The Metroplex’s Most Common Allergens
The Asthma and Allergy Foundation of America (AAFA) has confirmed most Metroplex natives’ suspicions: Dallas is one of the worst cities in America for seasonal allergies. Learn more about the top allergy culprits and ways you can limit your family’s allergen exposure.
An Infamous Ranking
Each year, the AAFA compiles a list of fall and spring Allergy Capitals based on pollen scores and the number of community members who take allergy medications or see an allergy specialist. These “capitals” are allergy central — and Dallas consistently makes the cut. In 2014, Dallas ranked No. 7 on the list of the worst cities for spring allergens and No. 15 on the list for fall allergens.
“In Texas, we have at least one plant blooming 365 days a year,” says Maria Flaquer, M.D., primary care physician at Crescent Family Medicine, a Texas Health Physicians Group practice. “People contend with mountain cedar in the winter and a variety of other trees, grasses and weeds during the spring, summer and fall months.”
So what are some of the more common allergens?
Oak Trees. The National Institutes of Health classifies oak trees as the most common tree allergen. Approximately 35 types of oak trees call Texas home. In the Metroplex, oak trees decorate nearly every yard and, when compared to other trees, produce pollen for the longest period of time. Oak tree pollen season spans from February to May and peaks in early March.
Ashleaf Maple. The ashleaf maple tree, also know as the box elder, begins blooming in early spring and continues pollinating through April and into May. Ashleaf maple pollen is highly allergenic. Other maples native to Texas that may cause issues for allergy sufferers include red, silver, Japanese and southern sugar maple trees.
Grasses. Grasses typically release pollen during the late spring and early summer months, according to the American College of Asthma, Allergy & Immunology. In North Texas, Bermuda, Johnson and rye grasses top the list of allergy contributors.
Arizona Cypress. The Arizona Cypress tree is related to the Mountain Cedar, so if you’re allergic to one, you’re likely allergic to both. Unfortunately, Arizona Cypress typically begins pollinating in the spring — right around the time Mountain Cedar season ends.

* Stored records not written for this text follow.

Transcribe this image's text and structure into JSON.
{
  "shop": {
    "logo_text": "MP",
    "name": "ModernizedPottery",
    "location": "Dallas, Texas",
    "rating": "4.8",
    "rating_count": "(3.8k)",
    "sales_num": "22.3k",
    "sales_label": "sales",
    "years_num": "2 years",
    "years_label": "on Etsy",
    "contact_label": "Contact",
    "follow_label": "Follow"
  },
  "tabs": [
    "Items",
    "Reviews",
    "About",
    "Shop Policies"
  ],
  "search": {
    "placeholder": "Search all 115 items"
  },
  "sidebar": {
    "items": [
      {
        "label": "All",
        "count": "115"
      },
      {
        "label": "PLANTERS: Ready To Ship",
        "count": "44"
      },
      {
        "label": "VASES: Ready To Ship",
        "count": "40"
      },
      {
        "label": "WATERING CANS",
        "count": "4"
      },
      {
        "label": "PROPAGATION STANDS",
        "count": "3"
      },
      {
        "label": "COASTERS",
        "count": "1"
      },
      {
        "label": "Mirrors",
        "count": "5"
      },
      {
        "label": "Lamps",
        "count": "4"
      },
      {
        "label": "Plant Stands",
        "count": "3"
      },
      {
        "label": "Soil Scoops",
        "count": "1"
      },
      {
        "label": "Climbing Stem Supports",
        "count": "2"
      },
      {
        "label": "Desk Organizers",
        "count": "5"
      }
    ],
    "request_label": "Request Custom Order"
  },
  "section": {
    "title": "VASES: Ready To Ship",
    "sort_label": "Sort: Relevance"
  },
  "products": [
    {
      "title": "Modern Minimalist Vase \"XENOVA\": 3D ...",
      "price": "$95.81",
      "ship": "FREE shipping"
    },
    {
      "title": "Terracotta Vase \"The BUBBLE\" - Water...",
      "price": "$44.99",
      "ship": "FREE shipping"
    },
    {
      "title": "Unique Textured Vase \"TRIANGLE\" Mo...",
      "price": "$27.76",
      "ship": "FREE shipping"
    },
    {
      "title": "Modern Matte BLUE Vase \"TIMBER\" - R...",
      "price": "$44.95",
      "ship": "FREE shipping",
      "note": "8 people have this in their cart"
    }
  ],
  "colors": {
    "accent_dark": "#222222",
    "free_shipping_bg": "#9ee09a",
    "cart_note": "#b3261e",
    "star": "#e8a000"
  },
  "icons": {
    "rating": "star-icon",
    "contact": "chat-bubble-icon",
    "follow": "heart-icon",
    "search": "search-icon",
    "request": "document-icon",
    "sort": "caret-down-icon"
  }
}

Ragweed. A notorious weed most commonly found during the late summer and fall months, ragweed allergies affect 10 to 20 percent of Americans. According to the Asthma and Allergy Foundation of America, a single ragweed plant can release up to 1 billion pollen grains, and people who are allergic to ragweed may also experience hay fever symptoms when eating bananas or cantaloupe.
Decoding Your Allergy Triggers

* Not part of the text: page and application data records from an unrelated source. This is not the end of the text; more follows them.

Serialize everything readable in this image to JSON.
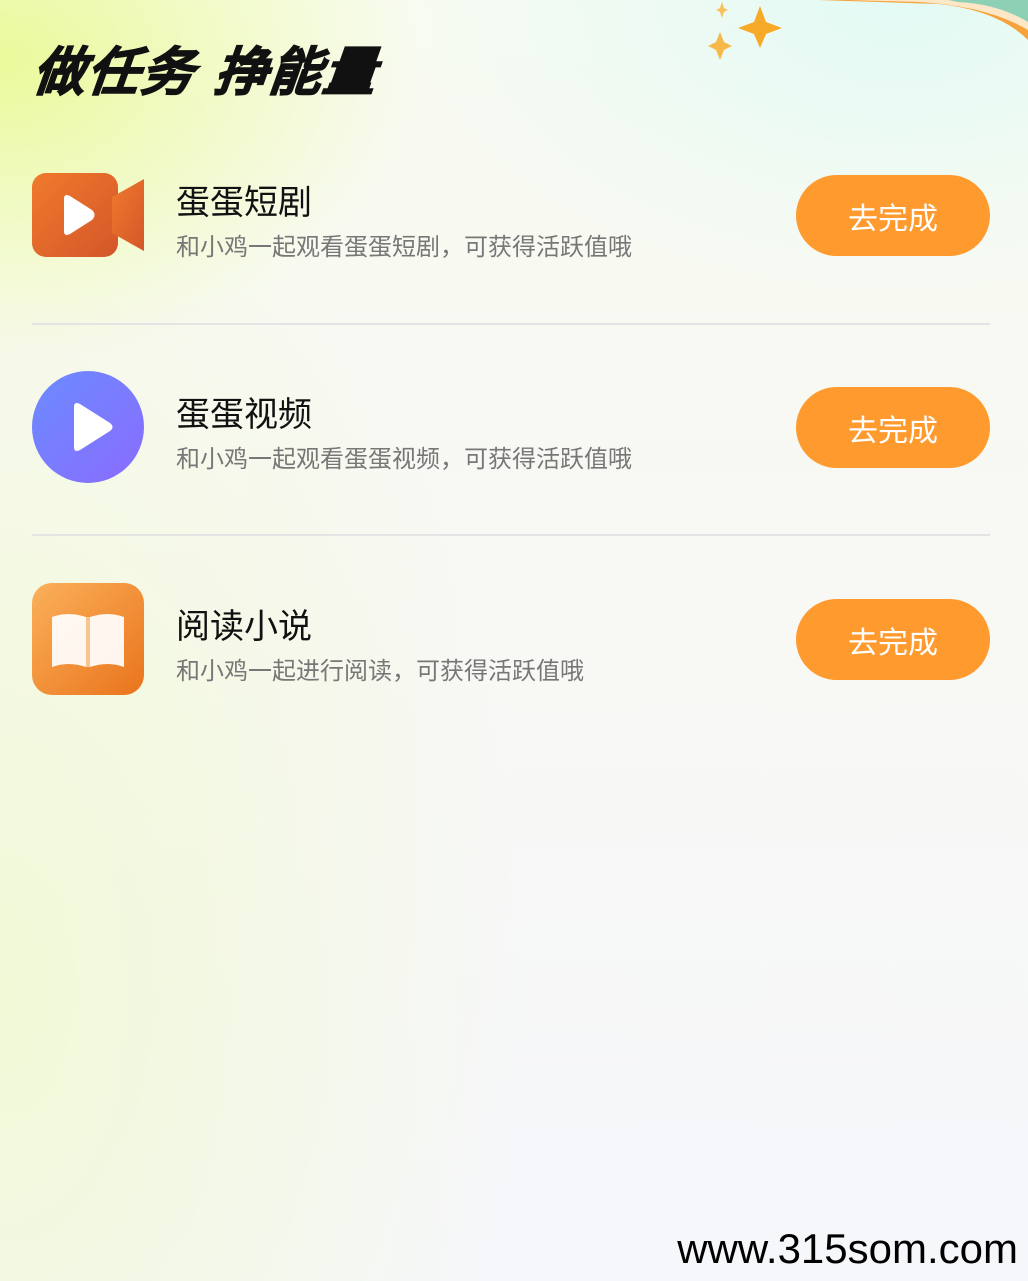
{
  "header": {
    "title": "做任务 挣能量"
  },
  "tasks": [
    {
      "title": "蛋蛋短剧",
      "desc": "和小鸡一起观看蛋蛋短剧，可获得活跃值哦",
      "button": "去完成",
      "icon": "video-camera-icon"
    },
    {
      "title": "蛋蛋视频",
      "desc": "和小鸡一起观看蛋蛋视频，可获得活跃值哦",
      "button": "去完成",
      "icon": "play-icon"
    },
    {
      "title": "阅读小说",
      "desc": "和小鸡一起进行阅读，可获得活跃值哦",
      "button": "去完成",
      "icon": "book-icon"
    }
  ],
  "colors": {
    "button": "#ff9a2e",
    "video_icon": "#e06a2a",
    "play_icon": "#7b7cff",
    "book_icon": "#f08a2a"
  },
  "watermark": "www.315som.com"
}
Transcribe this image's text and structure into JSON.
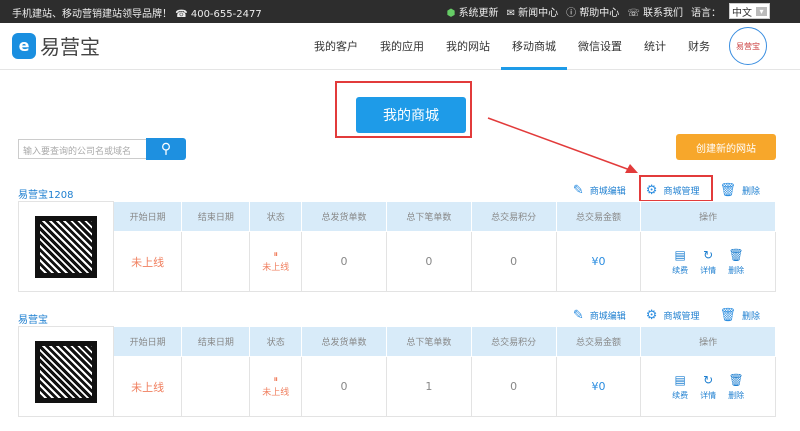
{
  "topbar": {
    "slogan": "手机建站、移动营销建站领导品牌！",
    "phone": "400-655-2477",
    "links": [
      "系统更新",
      "新闻中心",
      "帮助中心",
      "联系我们"
    ],
    "lang_label": "语言：",
    "lang_value": "中文"
  },
  "header": {
    "logo": "易营宝",
    "nav": [
      "我的客户",
      "我的应用",
      "我的网站",
      "移动商城",
      "微信设置",
      "统计",
      "财务"
    ],
    "active": "移动商城",
    "avatar": "易营宝"
  },
  "main": {
    "my_shop_button": "我的商城",
    "search_placeholder": "输入要查询的公司名或域名",
    "create_button": "创建新的网站"
  },
  "actions": {
    "edit": "商城编辑",
    "manage": "商城管理",
    "delete": "删除"
  },
  "columns": [
    "开始日期",
    "结束日期",
    "状态",
    "总发货单数",
    "总下笔单数",
    "总交易积分",
    "总交易金额",
    "操作"
  ],
  "op_labels": [
    "续费",
    "详情",
    "删除"
  ],
  "shops": [
    {
      "name": "易营宝1208",
      "start": "未上线",
      "end": "",
      "status": "未上线",
      "shipped": "0",
      "orders": "0",
      "points": "0",
      "amount": "¥0"
    },
    {
      "name": "易营宝",
      "start": "未上线",
      "end": "",
      "status": "未上线",
      "shipped": "0",
      "orders": "1",
      "points": "0",
      "amount": "¥0"
    }
  ]
}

Because there are so many plants blooming in Texas throughout the year, it can be difficult to determine the specific cause of your allergy symptoms. Dr. Flaquer recommends keeping an allergy log when symptoms, such as watery eyes, a runny nose and congestion, appear. Make sure to note the day’s pollen count, the amount of time you spent outdoors, and whether or not you tried any new foods. Keep in mind the only definitive way to diagnose allergies is allergy testing. Ask your primary care doctor for a referral to an allergist if your symptoms are severe and don’t respond to medication.
The best way to manage allergies is to stop symptoms before they start. If allergy symptoms strike like clockwork every spring, fall or winter, visit your primary care doctor two to four weeks before they typically begin. Your doctor will likely prescribe a preventive medicine, such as Singulair® or Flonase®, that decreases your body’s sensitivity to allergens. According to Dr. Flaquer you can also take over-the-counter remedies, such as Benadryl® or Claritin®, with your preventive meds when needed.
To find a primary care provider who can help you manage your allergy symptoms, visit THPG.org.
Physicians employed by Texas Health Physicians Group practice independently and are not employees of the hospital or Texas Health Resources.